• PROMPT:
Pictures appear among the records below and must be omitted. Repeat exactly the lines from the line with "What's the underlying" to the line with "What data populates", both included.

:: EXERCISE MATERIAL ::

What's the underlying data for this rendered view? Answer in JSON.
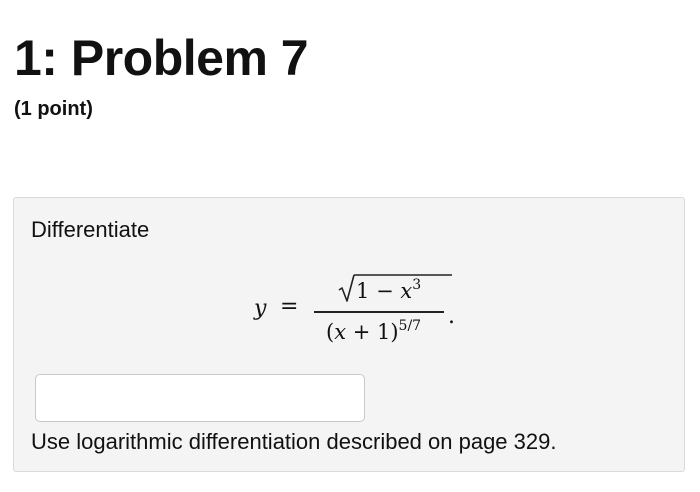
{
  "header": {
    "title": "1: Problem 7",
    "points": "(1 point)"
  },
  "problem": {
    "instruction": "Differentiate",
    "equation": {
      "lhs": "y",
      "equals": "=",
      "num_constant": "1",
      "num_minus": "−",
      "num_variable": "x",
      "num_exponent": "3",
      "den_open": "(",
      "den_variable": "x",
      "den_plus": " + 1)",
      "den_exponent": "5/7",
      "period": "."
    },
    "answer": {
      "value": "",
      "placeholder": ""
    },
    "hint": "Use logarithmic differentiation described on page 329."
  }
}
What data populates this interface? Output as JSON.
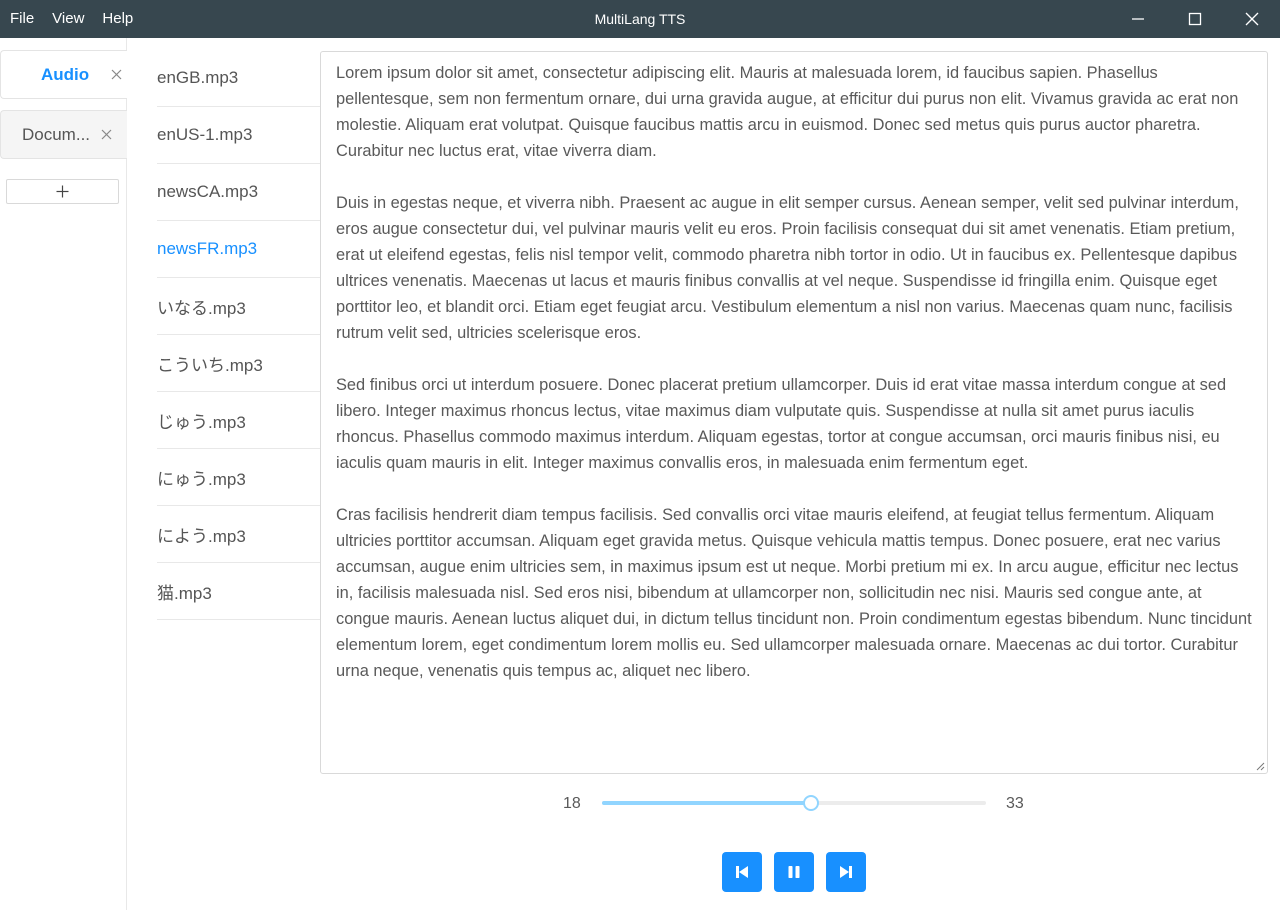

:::
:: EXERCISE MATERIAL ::

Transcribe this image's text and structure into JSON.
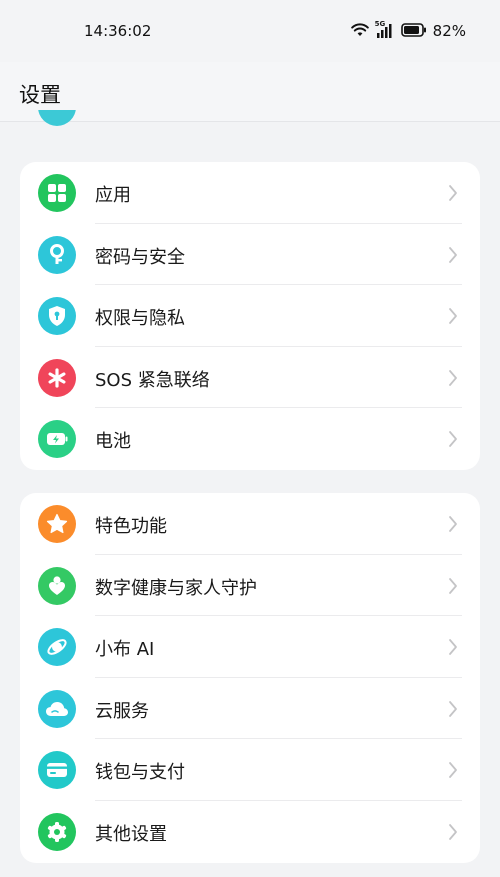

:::

• RESPONSE TO THIS TASK:
What's the underlying data for this rendered view? Answer in JSON.
{
  "header": {
    "title": "1: Problem 7",
    "points": "(1 point)"
  },
  "problem": {
    "instruction": "Differentiate",
    "equation": {
      "lhs": "y",
      "equals": "=",
      "num_constant": "1",
      "num_minus": "−",
      "num_variable": "x",
      "num_exponent": "3",
      "den_open": "(",
      "den_variable": "x",
      "den_plus": " + 1)",
      "den_exponent": "5/7",
      "period": "."
    },
    "answer": {
      "value": "",
      "placeholder": ""
    },
    "hint": "Use logarithmic differentiation described on page 329."
  }
}
What data populates this interface? Output as JSON.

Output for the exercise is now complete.